That’s red meat to conservative hawks like John Bolton, the former U.S. ambassador to the U.N. “Our Nobel Peace Prize-winning president has gotten things badly wrong,” he writes in this morning’s New York Post. “By demanding Moammar Khadafy’s ouster while restricting US military force to the more limited objective of protecting innocent civilians, President Obama has set himself up for massive strategic failure.” He called for the U.S. to return to the military lead role in Libya and bomb the sand out of Gaddafi and his forces, or else risk another Vietnam.

No backer of Colin Powell’s doctrine of overwhelming force will be sated by the handfuls of advisers the three European nations have said they will send to help the Libyan rebels. Meanwhile, Gaddafi continues his brutality in Misrata. “Reportedly one cluster bomb exploded just a few hundred metres from Misrata hospital, and other reports suggest at least two medical clinics have been hit by mortars or sniper fire,” UN High Commissioner for Human Rights Navi Pillay said in a statement. “There are also repeated reports of snipers deliberately targeting civilians in Misrata, as well as in other Libyan towns.” Hundreds have died in the past three weeks inside the city.

The problem here is in the execution. The U.S. is always enchanted with using a dimmer switch over the dining-room table — to use an inapt metaphor — when military force works best as a simply on-off switch. Once guns, missiles and bombs become part of the postal service — designed to send messages, rather than kill, destroy and get out — conflicts drag on, enemies are emboldened, and they actually get used to the pulled-punch pounding, once they discover they can survive despite it.

Libya says the British effort is doomed. “This is an impossible mission,” Khaled Kaim, Libya’s deputy foreign minister, told the AP. “To organize who? They [the rebels] are different groups. There is no leader. They are not well-organized, and I am sure it will be a failure.”
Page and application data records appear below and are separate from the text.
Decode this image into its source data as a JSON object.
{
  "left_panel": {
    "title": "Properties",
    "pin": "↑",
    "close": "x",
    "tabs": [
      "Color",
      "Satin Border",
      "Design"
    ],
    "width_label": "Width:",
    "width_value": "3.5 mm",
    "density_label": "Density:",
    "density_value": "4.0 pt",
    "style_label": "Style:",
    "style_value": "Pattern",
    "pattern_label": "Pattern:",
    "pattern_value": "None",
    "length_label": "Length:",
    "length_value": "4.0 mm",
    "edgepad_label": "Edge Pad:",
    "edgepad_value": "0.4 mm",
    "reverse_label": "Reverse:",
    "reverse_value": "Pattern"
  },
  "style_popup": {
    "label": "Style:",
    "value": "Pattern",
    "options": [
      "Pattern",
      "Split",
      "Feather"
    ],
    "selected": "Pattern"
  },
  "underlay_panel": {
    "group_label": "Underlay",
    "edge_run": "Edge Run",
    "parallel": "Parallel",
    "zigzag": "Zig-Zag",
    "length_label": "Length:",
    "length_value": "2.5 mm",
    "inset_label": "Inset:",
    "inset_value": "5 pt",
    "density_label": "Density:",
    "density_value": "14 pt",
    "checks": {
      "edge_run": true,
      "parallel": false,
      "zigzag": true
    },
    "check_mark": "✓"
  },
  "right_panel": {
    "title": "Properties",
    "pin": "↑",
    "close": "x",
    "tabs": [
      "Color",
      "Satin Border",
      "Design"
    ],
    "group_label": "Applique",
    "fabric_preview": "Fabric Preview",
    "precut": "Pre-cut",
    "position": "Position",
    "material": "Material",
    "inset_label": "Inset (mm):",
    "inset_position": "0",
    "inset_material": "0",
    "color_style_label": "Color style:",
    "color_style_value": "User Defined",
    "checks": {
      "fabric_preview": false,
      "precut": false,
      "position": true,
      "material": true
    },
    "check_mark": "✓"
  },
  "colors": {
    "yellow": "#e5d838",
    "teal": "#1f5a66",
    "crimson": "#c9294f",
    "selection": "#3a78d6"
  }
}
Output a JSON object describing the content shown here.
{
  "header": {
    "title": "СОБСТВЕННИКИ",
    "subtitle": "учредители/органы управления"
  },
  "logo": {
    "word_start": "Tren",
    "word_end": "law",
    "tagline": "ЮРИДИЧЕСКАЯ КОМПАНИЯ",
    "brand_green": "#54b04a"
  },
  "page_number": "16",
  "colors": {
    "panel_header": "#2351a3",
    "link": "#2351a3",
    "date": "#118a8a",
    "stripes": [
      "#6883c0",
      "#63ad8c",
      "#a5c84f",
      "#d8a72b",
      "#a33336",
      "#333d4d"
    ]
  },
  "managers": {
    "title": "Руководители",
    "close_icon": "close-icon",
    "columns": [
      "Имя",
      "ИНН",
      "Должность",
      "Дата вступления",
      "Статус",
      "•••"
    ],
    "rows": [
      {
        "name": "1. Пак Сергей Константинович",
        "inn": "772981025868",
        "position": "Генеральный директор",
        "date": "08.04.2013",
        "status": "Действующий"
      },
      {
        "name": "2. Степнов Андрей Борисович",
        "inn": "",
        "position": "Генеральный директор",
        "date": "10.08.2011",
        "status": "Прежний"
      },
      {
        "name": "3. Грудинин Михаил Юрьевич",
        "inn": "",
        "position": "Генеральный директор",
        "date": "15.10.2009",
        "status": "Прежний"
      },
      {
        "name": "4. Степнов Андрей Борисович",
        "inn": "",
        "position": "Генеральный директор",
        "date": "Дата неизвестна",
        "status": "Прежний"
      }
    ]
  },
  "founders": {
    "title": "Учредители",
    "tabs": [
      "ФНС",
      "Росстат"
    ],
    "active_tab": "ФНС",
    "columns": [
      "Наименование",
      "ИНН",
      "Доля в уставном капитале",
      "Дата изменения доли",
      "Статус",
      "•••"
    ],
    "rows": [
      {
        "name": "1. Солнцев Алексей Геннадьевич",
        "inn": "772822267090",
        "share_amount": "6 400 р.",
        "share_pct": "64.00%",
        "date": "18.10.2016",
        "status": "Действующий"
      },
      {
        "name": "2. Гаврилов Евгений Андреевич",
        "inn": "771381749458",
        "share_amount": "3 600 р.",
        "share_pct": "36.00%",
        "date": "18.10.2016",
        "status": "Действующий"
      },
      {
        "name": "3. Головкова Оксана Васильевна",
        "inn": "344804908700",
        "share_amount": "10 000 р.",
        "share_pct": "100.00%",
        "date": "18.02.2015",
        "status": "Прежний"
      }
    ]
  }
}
They are not well-organized, and I am sure it will be a failure.

At this point in time — especially to the innocents of Misrata — he could have been speaking of either side.